WORK TASK
All lines of the following material must be written out exactly as they appear.

ENTRIES SUPPLIED
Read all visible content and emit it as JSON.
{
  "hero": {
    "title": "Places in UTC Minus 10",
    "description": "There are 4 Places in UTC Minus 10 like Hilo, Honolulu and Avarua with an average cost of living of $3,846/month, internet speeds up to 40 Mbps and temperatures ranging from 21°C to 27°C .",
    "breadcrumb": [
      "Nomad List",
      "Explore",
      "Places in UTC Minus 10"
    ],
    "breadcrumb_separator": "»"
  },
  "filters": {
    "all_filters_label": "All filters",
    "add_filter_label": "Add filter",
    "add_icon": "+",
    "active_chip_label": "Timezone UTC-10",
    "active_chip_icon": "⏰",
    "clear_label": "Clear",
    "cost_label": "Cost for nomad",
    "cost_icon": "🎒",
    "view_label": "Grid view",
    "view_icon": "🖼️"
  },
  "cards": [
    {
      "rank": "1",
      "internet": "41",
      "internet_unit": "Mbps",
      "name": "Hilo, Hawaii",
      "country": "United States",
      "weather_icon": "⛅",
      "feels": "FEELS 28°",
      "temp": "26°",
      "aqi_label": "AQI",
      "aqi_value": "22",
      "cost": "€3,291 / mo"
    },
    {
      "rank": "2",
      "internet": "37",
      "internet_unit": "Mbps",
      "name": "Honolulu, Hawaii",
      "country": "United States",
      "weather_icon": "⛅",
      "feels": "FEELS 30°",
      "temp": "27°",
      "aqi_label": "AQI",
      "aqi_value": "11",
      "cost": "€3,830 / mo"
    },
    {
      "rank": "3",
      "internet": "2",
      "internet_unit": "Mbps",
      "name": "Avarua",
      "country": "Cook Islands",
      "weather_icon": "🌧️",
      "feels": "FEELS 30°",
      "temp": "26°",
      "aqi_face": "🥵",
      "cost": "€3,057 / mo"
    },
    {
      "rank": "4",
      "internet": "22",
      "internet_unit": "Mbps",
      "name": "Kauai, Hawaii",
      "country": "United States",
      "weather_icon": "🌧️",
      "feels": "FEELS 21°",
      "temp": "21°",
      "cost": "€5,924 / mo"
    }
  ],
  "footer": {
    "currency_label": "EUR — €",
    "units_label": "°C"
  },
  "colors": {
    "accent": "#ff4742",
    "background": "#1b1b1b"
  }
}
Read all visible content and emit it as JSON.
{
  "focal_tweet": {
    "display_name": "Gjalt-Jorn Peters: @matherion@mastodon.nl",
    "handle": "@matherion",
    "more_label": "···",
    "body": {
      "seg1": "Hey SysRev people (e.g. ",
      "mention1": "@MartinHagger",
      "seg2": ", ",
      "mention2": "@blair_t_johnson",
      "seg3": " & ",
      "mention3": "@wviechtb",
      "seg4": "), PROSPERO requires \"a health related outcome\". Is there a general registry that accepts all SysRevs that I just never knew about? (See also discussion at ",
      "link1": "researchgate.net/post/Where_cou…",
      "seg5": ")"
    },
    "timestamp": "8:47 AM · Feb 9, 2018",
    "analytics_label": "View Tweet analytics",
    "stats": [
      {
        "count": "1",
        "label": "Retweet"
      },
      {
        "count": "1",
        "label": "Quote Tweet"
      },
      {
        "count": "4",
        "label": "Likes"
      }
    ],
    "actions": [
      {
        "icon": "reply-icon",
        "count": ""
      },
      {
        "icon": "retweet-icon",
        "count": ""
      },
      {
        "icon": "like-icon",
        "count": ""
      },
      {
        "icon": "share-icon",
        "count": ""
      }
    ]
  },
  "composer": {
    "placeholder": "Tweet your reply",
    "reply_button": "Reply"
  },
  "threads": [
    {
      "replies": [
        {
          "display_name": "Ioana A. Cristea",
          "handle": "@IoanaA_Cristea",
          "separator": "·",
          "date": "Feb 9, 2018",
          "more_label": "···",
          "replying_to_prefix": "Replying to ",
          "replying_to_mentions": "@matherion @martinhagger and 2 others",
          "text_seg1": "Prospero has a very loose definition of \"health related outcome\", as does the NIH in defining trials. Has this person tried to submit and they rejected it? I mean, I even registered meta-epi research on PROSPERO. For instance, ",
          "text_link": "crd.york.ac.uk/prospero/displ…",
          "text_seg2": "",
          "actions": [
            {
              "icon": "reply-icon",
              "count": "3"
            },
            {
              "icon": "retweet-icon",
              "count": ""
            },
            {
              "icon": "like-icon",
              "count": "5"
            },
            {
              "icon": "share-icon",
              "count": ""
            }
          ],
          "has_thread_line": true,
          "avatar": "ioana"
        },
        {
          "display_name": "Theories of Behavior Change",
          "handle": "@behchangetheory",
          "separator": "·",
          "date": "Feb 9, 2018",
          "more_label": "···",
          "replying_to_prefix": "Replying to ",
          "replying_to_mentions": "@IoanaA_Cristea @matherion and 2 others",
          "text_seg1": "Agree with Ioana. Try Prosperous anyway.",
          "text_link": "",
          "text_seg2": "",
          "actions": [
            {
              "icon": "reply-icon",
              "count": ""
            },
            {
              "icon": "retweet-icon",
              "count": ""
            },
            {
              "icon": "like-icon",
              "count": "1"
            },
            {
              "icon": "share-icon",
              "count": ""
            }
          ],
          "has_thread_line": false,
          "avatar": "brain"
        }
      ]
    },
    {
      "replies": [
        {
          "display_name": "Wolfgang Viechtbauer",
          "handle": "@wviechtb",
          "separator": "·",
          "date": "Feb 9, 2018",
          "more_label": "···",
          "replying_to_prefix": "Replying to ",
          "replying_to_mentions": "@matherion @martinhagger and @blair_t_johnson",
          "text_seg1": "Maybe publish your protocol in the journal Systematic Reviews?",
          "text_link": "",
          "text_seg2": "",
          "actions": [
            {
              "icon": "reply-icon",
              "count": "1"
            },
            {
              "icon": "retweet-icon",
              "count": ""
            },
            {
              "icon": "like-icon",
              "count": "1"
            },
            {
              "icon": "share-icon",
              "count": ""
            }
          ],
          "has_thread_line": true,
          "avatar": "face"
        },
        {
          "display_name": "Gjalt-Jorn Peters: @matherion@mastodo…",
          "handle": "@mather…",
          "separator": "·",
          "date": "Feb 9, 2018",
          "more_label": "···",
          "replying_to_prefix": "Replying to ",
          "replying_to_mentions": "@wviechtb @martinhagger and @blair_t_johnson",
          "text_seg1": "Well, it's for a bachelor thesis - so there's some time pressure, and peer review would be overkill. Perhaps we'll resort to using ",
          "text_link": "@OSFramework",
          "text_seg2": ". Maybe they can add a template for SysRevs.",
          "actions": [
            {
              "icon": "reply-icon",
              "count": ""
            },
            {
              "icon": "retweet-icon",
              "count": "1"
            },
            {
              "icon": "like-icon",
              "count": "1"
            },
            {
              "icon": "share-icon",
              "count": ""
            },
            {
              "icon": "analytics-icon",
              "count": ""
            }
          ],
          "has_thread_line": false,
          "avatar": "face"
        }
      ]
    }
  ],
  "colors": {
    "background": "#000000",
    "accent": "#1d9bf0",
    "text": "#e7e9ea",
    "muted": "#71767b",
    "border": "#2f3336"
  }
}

PROBLEM SOLUTION
Read all visible content and emit it as JSON.
{
  "hero": {
    "title": "Places in UTC Minus 10",
    "description": "There are 4 Places in UTC Minus 10 like Hilo, Honolulu and Avarua with an average cost of living of $3,846/month, internet speeds up to 40 Mbps and temperatures ranging from 21°C to 27°C .",
    "breadcrumb": [
      "Nomad List",
      "Explore",
      "Places in UTC Minus 10"
    ],
    "breadcrumb_separator": "»"
  },
  "filters": {
    "all_filters_label": "All filters",
    "add_filter_label": "Add filter",
    "add_icon": "+",
    "active_chip_label": "Timezone UTC-10",
    "active_chip_icon": "⏰",
    "clear_label": "Clear",
    "cost_label": "Cost for nomad",
    "cost_icon": "🎒",
    "view_label": "Grid view",
    "view_icon": "🖼️"
  },
  "cards": [
    {
      "rank": "1",
      "internet": "41",
      "internet_unit": "Mbps",
      "name": "Hilo, Hawaii",
      "country": "United States",
      "weather_icon": "⛅",
      "feels": "FEELS 28°",
      "temp": "26°",
      "aqi_label": "AQI",
      "aqi_value": "22",
      "cost": "€3,291 / mo"
    },
    {
      "rank": "2",
      "internet": "37",
      "internet_unit": "Mbps",
      "name": "Honolulu, Hawaii",
      "country": "United States",
      "weather_icon": "⛅",
      "feels": "FEELS 30°",
      "temp": "27°",
      "aqi_label": "AQI",
      "aqi_value": "11",
      "cost": "€3,830 / mo"
    },
    {
      "rank": "3",
      "internet": "2",
      "internet_unit": "Mbps",
      "name": "Avarua",
      "country": "Cook Islands",
      "weather_icon": "🌧️",
      "feels": "FEELS 30°",
      "temp": "26°",
      "aqi_face": "🥵",
      "cost": "€3,057 / mo"
    },
    {
      "rank": "4",
      "internet": "22",
      "internet_unit": "Mbps",
      "name": "Kauai, Hawaii",
      "country": "United States",
      "weather_icon": "🌧️",
      "feels": "FEELS 21°",
      "temp": "21°",
      "cost": "€5,924 / mo"
    }
  ],
  "footer": {
    "currency_label": "EUR — €",
    "units_label": "°C"
  },
  "colors": {
    "accent": "#ff4742",
    "background": "#1b1b1b"
  }
}
Read all visible content and emit it as JSON.
{
  "focal_tweet": {
    "display_name": "Gjalt-Jorn Peters: @matherion@mastodon.nl",
    "handle": "@matherion",
    "more_label": "···",
    "body": {
      "seg1": "Hey SysRev people (e.g. ",
      "mention1": "@MartinHagger",
      "seg2": ", ",
      "mention2": "@blair_t_johnson",
      "seg3": " & ",
      "mention3": "@wviechtb",
      "seg4": "), PROSPERO requires \"a health related outcome\". Is there a general registry that accepts all SysRevs that I just never knew about? (See also discussion at ",
      "link1": "researchgate.net/post/Where_cou…",
      "seg5": ")"
    },
    "timestamp": "8:47 AM · Feb 9, 2018",
    "analytics_label": "View Tweet analytics",
    "stats": [
      {
        "count": "1",
        "label": "Retweet"
      },
      {
        "count": "1",
        "label": "Quote Tweet"
      },
      {
        "count": "4",
        "label": "Likes"
      }
    ],
    "actions": [
      {
        "icon": "reply-icon",
        "count": ""
      },
      {
        "icon": "retweet-icon",
        "count": ""
      },
      {
        "icon": "like-icon",
        "count": ""
      },
      {
        "icon": "share-icon",
        "count": ""
      }
    ]
  },
  "composer": {
    "placeholder": "Tweet your reply",
    "reply_button": "Reply"
  },
  "threads": [
    {
      "replies": [
        {
          "display_name": "Ioana A. Cristea",
          "handle": "@IoanaA_Cristea",
          "separator": "·",
          "date": "Feb 9, 2018",
          "more_label": "···",
          "replying_to_prefix": "Replying to ",
          "replying_to_mentions": "@matherion @martinhagger and 2 others",
          "text_seg1": "Prospero has a very loose definition of \"health related outcome\", as does the NIH in defining trials. Has this person tried to submit and they rejected it? I mean, I even registered meta-epi research on PROSPERO. For instance, ",
          "text_link": "crd.york.ac.uk/prospero/displ…",
          "text_seg2": "",
          "actions": [
            {
              "icon": "reply-icon",
              "count": "3"
            },
            {
              "icon": "retweet-icon",
              "count": ""
            },
            {
              "icon": "like-icon",
              "count": "5"
            },
            {
              "icon": "share-icon",
              "count": ""
            }
          ],
          "has_thread_line": true,
          "avatar": "ioana"
        },
        {
          "display_name": "Theories of Behavior Change",
          "handle": "@behchangetheory",
          "separator": "·",
          "date": "Feb 9, 2018",
          "more_label": "···",
          "replying_to_prefix": "Replying to ",
          "replying_to_mentions": "@IoanaA_Cristea @matherion and 2 others",
          "text_seg1": "Agree with Ioana. Try Prosperous anyway.",
          "text_link": "",
          "text_seg2": "",
          "actions": [
            {
              "icon": "reply-icon",
              "count": ""
            },
            {
              "icon": "retweet-icon",
              "count": ""
            },
            {
              "icon": "like-icon",
              "count": "1"
            },
            {
              "icon": "share-icon",
              "count": ""
            }
          ],
          "has_thread_line": false,
          "avatar": "brain"
        }
      ]
    },
    {
      "replies": [
        {
          "display_name": "Wolfgang Viechtbauer",
          "handle": "@wviechtb",
          "separator": "·",
          "date": "Feb 9, 2018",
          "more_label": "···",
          "replying_to_prefix": "Replying to ",
          "replying_to_mentions": "@matherion @martinhagger and @blair_t_johnson",
          "text_seg1": "Maybe publish your protocol in the journal Systematic Reviews?",
          "text_link": "",
          "text_seg2": "",
          "actions": [
            {
              "icon": "reply-icon",
              "count": "1"
            },
            {
              "icon": "retweet-icon",
              "count": ""
            },
            {
              "icon": "like-icon",
              "count": "1"
            },
            {
              "icon": "share-icon",
              "count": ""
            }
          ],
          "has_thread_line": true,
          "avatar": "face"
        },
        {
          "display_name": "Gjalt-Jorn Peters: @matherion@mastodo…",
          "handle": "@mather…",
          "separator": "·",
          "date": "Feb 9, 2018",
          "more_label": "···",
          "replying_to_prefix": "Replying to ",
          "replying_to_mentions": "@wviechtb @martinhagger and @blair_t_johnson",
          "text_seg1": "Well, it's for a bachelor thesis - so there's some time pressure, and peer review would be overkill. Perhaps we'll resort to using ",
          "text_link": "@OSFramework",
          "text_seg2": ". Maybe they can add a template for SysRevs.",
          "actions": [
            {
              "icon": "reply-icon",
              "count": ""
            },
            {
              "icon": "retweet-icon",
              "count": "1"
            },
            {
              "icon": "like-icon",
              "count": "1"
            },
            {
              "icon": "share-icon",
              "count": ""
            },
            {
              "icon": "analytics-icon",
              "count": ""
            }
          ],
          "has_thread_line": false,
          "avatar": "face"
        }
      ]
    }
  ],
  "colors": {
    "background": "#000000",
    "accent": "#1d9bf0",
    "text": "#e7e9ea",
    "muted": "#71767b",
    "border": "#2f3336"
  }
}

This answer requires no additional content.